That's what I said to them: It's braindead. But they won't listen. Talking something about we have to have addresses bound to a workstation (tied to a certain desk in a certain office, not an adapter). Up to some point (but not completely) I can understand what their problem is. Besides TCP/IP, they use SNA network functions and other services bound only to the MAC address. If an adapter is interchanged with another (could easily happen with PCMCIA cards) no address (TCP/IP or other) should change with the card. Additionally, their sniffers and network managing software has a direct link from the mac address to the office and working plance. Resumee: I tried to convince them of using the burnt-in mac address, but they did not accept. So I'm back with the problem|
> Most cards do not permit overriding the MAC address.
Really? Under Windoze (NT, 95) and OS/2 all brands of our Ethernet adapters (Compaq Netelligent, Xircom, 3Com), both PCI and PCMCIA do not have problems with an overwritten mac address, and neither do the Token Ring cards.
> And almost none of the Linux net drivers provide an
> interface for doing it.
The ifconfig program in Linux does provide a parameter for this purpose, and if I use it:
./network stop eth0
ifconfig eth0 hw ether <address>
./network strat eth0
Then ifconfig --status shows the new address afterwards, and a ping to the adapter from another machine still delivers an answer.

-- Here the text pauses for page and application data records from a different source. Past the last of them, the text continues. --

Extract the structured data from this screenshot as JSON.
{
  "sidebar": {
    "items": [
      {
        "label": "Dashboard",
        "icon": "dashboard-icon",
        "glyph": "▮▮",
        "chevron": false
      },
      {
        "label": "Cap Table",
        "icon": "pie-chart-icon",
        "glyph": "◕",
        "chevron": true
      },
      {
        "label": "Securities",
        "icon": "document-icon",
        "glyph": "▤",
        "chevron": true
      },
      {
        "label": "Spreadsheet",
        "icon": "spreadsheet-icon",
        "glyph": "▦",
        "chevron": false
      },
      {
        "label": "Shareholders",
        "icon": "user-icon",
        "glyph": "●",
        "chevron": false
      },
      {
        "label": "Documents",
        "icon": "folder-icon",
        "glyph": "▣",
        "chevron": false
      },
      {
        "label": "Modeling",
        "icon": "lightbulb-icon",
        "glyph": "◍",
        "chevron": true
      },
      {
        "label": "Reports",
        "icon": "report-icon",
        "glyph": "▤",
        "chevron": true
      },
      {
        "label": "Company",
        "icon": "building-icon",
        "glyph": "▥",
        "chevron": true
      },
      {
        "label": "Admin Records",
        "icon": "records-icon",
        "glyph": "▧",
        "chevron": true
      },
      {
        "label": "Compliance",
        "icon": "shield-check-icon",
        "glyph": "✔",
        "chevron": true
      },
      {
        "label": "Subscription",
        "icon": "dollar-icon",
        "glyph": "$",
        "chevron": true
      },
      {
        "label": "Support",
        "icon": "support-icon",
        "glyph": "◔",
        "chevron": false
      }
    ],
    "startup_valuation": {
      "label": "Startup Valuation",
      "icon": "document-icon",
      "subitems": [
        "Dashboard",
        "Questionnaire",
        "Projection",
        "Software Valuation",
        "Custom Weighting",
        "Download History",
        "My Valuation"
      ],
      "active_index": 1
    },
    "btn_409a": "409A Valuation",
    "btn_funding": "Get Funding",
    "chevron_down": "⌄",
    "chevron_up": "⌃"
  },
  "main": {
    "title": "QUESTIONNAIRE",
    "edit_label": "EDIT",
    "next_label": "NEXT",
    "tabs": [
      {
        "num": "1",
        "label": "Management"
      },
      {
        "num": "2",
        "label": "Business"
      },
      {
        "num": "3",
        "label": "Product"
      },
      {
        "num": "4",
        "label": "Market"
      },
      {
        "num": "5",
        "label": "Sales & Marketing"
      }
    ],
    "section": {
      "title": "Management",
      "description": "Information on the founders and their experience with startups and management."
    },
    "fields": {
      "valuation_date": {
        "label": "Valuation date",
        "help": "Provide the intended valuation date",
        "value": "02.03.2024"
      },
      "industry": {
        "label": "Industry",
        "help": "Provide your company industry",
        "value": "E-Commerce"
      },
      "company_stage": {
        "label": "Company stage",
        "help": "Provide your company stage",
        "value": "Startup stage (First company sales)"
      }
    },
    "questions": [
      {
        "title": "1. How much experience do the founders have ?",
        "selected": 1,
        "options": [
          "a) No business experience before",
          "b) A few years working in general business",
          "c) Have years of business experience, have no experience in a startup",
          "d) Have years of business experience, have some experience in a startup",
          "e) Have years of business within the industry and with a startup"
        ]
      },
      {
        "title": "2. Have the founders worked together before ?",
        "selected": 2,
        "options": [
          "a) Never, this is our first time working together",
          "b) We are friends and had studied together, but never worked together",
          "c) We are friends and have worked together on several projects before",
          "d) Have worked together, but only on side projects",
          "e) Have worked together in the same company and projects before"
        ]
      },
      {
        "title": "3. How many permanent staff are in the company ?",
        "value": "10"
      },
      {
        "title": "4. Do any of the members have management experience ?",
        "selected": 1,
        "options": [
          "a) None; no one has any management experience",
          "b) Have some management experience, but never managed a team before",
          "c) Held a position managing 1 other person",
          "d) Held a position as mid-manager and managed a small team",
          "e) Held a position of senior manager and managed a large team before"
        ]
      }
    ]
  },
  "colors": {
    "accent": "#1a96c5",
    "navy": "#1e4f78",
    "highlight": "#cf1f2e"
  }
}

I could not manage it yet to use a sniffer to find out whether ifconfig just "lies" to me and in fact the adapter still uses the burnt-in mac address.
So if the whole thing does not really work in linux, then I'm stuck. But if it works, I'd like to know the excact point in the scripts where I should insert a hack. I could immagine thing should happen between "insmod" and "./network start eth0", before the dhcp call is made. But I'm quite new to linux and am not sure whether I am right.
Can you give me a hint? Of course I'll keep you posted with the results.